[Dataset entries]
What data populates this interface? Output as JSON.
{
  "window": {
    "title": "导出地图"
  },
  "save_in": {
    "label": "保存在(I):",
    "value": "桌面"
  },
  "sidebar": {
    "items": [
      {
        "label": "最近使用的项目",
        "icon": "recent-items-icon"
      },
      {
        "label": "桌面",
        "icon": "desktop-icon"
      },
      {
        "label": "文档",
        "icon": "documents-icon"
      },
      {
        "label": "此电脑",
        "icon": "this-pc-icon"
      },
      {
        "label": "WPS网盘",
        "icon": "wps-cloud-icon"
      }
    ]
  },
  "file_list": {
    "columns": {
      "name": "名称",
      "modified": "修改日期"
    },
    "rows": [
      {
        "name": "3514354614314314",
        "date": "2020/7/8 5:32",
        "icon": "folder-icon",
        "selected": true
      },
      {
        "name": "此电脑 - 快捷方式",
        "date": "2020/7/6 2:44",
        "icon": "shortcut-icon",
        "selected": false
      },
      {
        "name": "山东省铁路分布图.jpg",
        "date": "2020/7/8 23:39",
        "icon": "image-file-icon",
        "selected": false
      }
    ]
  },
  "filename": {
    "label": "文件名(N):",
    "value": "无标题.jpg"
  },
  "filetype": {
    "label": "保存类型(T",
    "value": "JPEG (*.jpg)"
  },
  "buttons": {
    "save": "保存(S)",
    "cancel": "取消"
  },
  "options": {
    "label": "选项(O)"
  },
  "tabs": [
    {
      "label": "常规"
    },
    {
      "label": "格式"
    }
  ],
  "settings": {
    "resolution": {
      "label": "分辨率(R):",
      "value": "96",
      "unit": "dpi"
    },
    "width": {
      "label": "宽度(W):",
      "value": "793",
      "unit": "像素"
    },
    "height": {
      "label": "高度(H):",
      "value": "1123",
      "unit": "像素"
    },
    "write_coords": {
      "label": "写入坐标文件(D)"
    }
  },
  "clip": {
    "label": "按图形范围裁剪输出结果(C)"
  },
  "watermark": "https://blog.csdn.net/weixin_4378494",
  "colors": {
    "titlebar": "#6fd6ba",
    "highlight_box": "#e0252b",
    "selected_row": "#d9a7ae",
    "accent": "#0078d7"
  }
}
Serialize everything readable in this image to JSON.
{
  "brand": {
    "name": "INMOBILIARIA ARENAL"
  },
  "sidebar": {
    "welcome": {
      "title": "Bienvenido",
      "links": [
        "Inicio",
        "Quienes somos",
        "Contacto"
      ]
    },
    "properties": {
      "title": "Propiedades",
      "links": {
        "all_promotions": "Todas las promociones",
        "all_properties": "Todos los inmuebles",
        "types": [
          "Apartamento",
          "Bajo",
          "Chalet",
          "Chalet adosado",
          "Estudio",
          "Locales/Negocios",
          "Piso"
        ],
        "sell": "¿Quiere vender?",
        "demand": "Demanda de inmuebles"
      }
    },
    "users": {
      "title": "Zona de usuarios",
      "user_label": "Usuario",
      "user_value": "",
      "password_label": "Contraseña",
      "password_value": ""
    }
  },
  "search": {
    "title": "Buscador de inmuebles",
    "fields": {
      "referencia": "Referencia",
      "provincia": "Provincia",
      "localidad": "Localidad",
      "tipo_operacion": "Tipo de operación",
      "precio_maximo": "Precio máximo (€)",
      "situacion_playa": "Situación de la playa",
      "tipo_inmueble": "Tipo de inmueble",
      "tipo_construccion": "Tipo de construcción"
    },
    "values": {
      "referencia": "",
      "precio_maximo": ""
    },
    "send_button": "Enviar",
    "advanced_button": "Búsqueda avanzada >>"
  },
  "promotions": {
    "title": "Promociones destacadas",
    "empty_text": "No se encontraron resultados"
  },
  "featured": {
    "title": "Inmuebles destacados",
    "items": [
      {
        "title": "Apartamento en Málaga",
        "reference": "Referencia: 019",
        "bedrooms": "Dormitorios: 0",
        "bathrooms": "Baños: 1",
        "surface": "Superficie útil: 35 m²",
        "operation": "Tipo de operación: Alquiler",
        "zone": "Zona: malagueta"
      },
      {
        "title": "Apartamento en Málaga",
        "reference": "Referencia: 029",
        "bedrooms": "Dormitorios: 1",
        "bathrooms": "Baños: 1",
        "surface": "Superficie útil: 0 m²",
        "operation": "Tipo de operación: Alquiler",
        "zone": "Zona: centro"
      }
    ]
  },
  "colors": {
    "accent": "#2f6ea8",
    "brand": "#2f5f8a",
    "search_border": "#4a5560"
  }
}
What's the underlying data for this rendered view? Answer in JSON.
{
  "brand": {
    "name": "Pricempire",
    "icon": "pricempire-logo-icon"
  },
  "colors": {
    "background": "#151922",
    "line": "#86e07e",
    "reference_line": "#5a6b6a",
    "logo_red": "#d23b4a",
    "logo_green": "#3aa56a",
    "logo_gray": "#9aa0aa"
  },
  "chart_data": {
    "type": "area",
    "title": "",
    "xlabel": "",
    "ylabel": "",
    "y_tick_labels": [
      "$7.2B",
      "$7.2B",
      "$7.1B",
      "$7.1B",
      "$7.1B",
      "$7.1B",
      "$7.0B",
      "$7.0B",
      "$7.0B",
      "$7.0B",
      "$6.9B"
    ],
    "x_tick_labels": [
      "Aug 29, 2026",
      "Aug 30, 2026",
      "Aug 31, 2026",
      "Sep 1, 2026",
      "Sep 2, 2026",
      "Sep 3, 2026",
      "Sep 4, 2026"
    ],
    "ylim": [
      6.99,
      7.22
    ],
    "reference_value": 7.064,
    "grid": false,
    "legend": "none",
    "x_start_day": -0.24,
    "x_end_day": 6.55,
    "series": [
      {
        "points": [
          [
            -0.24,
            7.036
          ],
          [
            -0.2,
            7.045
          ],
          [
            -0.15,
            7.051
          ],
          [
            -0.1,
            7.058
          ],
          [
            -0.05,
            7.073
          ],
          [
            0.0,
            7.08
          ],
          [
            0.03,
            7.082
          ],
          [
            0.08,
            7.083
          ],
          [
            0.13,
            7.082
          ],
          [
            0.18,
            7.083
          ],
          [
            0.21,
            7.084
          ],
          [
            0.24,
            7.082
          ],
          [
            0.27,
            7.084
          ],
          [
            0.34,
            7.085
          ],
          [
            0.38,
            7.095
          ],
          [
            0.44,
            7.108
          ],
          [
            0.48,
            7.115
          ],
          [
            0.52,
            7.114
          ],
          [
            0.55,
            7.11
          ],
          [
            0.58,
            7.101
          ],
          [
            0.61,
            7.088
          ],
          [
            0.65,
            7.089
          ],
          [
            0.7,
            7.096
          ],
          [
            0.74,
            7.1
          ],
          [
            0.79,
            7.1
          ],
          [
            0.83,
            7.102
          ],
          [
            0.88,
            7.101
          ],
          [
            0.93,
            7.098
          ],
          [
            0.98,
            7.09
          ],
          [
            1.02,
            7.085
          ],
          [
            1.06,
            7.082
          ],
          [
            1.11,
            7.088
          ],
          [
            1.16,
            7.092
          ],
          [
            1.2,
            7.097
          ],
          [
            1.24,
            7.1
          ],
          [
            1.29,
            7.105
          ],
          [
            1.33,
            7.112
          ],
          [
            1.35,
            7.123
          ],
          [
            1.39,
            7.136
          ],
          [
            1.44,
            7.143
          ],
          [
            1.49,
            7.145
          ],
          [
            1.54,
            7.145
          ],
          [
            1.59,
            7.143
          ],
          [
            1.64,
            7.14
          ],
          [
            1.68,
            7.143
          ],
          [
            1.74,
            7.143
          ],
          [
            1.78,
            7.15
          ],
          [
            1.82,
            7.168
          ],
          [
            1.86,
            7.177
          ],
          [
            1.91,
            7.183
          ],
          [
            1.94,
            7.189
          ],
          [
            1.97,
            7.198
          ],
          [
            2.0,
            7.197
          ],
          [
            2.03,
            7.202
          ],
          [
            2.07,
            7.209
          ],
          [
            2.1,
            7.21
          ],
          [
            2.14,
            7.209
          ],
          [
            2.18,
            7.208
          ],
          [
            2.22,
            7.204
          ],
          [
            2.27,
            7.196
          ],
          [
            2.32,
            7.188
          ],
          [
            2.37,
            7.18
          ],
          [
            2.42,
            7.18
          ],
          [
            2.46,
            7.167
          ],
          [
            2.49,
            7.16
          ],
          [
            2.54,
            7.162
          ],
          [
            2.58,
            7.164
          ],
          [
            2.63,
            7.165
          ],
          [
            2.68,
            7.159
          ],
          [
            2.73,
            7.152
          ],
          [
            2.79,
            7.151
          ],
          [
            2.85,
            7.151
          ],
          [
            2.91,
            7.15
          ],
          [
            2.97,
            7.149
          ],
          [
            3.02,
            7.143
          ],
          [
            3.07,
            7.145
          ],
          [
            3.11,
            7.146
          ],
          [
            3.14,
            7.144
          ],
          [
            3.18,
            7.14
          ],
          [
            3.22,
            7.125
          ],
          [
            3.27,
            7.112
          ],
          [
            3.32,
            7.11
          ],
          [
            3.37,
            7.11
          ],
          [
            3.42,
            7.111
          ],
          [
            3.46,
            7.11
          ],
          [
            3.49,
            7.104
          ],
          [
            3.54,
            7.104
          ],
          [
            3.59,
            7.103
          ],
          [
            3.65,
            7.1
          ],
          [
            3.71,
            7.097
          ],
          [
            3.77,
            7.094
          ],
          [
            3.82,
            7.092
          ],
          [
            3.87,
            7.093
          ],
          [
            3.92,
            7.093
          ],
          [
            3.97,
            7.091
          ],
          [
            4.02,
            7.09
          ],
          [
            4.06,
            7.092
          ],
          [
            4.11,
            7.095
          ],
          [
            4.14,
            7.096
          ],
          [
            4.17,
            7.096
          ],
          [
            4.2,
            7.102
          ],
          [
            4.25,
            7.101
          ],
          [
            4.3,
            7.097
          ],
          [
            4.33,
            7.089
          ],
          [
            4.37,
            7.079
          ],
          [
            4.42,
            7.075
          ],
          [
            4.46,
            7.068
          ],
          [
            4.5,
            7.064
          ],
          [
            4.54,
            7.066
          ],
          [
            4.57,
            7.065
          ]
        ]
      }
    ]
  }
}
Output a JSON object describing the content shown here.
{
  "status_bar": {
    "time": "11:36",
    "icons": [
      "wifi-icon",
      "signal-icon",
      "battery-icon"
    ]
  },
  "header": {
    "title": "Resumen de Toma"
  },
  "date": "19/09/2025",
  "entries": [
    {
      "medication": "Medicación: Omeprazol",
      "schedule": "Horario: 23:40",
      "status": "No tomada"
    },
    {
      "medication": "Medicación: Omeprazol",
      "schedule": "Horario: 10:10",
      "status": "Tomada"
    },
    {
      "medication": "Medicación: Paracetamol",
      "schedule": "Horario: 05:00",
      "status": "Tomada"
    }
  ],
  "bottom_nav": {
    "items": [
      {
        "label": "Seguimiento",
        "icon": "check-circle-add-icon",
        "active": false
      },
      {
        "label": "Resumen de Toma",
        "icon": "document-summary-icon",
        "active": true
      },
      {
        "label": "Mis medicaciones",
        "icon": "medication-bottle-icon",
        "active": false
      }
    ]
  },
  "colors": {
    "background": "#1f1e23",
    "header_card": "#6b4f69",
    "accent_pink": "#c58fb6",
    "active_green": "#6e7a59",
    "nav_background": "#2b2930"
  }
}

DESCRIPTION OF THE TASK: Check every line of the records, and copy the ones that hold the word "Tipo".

WRITTEN RESPONSE:
      "tipo_operacion": "Tipo de operación",
      "tipo_inmueble": "Tipo de inmueble",
      "tipo_construccion": "Tipo de construcción"
        "operation": "Tipo de operación: Alquiler",
        "operation": "Tipo de operación: Alquiler",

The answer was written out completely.